**Assignment**
In the listing below, how many lines hold "Nasal"? Give the number only.

(Beginning of Data for the task)

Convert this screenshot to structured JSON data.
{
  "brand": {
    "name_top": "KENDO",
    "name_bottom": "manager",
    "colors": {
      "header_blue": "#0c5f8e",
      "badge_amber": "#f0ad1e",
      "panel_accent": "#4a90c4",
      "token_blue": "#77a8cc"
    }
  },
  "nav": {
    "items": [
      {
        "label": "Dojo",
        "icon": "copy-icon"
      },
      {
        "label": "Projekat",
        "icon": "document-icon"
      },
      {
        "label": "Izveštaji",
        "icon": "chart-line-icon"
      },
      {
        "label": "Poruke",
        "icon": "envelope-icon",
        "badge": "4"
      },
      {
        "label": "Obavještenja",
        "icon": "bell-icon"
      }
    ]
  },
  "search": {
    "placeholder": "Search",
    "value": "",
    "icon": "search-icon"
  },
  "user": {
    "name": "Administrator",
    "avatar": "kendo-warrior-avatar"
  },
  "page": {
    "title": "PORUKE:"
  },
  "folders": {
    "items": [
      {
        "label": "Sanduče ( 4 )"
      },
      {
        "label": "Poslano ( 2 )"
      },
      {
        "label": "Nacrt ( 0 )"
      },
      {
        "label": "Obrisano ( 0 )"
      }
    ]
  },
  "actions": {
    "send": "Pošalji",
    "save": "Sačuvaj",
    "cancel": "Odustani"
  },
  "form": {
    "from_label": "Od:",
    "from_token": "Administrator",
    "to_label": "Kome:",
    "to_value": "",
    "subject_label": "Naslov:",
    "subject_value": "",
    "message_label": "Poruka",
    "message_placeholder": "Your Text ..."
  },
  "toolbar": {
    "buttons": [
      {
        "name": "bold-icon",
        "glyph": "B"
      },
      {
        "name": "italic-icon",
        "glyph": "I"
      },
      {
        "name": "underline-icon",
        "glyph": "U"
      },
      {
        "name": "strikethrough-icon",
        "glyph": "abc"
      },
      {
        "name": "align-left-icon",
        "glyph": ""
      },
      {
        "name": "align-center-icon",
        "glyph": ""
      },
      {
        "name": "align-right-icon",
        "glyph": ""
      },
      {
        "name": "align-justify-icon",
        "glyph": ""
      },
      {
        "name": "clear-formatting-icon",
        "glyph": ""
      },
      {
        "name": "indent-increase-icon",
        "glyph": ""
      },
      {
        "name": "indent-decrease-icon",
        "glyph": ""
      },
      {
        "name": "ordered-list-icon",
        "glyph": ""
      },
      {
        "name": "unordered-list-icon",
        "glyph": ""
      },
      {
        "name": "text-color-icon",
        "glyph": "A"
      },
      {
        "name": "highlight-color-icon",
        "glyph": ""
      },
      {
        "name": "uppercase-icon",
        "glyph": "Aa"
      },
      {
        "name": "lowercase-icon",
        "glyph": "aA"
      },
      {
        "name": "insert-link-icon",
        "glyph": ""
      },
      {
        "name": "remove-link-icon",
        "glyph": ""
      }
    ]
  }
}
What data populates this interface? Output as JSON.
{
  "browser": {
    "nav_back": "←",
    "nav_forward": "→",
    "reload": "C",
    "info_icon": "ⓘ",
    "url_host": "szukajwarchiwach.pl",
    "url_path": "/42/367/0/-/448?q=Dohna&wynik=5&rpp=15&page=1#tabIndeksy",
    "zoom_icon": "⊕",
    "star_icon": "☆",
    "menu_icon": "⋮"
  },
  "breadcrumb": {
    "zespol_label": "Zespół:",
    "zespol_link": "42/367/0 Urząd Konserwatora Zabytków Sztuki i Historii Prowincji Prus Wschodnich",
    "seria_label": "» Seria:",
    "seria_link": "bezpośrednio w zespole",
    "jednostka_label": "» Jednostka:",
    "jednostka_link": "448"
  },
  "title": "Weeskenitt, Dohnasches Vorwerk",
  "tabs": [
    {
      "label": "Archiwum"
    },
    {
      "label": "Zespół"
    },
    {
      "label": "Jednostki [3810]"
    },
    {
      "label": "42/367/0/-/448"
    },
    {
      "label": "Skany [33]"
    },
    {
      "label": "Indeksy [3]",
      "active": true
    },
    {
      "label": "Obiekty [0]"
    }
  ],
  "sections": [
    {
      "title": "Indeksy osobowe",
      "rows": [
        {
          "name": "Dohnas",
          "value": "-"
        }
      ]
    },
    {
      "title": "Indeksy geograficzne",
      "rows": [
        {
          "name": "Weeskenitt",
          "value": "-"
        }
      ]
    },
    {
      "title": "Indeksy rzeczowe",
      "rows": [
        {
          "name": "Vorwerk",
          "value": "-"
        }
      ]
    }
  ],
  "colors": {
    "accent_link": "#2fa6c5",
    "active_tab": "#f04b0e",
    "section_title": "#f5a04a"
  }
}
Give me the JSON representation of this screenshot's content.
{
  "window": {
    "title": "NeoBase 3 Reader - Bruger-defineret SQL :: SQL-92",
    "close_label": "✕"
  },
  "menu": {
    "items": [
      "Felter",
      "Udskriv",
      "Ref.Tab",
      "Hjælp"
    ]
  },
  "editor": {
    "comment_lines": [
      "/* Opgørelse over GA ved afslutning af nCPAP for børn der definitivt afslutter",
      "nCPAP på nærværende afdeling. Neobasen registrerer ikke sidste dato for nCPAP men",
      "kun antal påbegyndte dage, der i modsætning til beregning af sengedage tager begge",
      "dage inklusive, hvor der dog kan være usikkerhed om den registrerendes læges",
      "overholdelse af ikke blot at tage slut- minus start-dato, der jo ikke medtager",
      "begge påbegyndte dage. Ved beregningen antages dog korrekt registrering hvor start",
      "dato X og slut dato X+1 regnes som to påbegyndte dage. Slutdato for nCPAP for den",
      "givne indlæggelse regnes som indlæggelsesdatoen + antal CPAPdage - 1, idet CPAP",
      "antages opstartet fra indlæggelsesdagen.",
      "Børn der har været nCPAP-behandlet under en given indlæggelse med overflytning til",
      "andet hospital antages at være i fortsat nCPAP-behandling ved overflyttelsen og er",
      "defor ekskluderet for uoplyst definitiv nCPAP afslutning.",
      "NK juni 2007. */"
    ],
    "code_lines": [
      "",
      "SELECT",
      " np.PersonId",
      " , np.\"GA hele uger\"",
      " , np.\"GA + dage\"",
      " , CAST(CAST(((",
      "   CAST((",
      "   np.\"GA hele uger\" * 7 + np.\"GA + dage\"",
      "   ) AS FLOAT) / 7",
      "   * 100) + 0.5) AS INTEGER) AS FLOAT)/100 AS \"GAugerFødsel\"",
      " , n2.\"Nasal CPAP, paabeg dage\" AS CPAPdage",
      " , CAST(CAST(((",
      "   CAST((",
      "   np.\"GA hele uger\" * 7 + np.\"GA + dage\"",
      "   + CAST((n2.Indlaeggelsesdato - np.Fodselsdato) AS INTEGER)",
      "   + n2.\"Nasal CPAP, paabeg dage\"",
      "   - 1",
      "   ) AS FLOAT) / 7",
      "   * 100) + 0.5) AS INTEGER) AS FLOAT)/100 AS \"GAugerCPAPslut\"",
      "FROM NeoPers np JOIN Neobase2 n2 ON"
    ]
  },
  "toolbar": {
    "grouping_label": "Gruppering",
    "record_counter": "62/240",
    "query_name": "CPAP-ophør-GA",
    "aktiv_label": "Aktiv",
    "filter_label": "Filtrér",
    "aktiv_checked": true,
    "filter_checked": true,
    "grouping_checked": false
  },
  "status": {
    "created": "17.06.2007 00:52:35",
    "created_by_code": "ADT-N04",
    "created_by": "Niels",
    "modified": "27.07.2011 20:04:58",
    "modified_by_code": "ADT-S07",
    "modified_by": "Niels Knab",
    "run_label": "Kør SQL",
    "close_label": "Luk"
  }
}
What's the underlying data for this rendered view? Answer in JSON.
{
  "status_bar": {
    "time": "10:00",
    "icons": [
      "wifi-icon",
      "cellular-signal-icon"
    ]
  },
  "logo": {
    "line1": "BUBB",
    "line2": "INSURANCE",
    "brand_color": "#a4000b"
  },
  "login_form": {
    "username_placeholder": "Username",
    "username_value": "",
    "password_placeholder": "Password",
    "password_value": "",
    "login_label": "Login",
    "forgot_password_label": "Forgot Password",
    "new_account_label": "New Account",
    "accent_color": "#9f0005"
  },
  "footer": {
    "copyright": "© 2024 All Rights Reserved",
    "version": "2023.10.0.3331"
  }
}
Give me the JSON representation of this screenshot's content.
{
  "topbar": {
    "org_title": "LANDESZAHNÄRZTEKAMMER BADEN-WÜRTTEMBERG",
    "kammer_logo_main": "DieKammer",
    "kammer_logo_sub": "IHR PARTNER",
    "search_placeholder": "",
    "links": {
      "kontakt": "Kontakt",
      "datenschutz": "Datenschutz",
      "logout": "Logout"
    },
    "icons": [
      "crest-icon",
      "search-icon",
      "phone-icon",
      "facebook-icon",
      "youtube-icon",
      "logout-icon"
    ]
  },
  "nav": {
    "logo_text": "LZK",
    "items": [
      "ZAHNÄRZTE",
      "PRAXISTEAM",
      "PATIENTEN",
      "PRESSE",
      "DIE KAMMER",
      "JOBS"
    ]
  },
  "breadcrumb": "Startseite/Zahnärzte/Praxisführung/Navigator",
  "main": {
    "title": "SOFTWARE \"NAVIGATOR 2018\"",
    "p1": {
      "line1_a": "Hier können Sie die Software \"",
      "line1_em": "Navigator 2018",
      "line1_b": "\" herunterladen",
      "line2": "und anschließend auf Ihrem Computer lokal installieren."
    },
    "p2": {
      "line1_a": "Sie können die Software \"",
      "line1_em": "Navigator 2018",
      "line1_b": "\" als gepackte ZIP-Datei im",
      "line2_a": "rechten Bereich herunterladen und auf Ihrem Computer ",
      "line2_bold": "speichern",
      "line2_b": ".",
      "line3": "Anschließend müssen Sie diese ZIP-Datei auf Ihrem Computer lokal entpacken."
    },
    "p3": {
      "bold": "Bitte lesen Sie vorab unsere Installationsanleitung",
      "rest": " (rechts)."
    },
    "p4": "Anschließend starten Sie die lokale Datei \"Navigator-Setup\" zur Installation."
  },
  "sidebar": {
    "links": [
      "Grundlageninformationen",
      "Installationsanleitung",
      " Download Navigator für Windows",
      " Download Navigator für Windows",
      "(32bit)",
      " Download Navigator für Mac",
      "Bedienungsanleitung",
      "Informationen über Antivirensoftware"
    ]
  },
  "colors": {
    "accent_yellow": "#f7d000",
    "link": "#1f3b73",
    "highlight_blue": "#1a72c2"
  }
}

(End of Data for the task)

**Result of this task**
2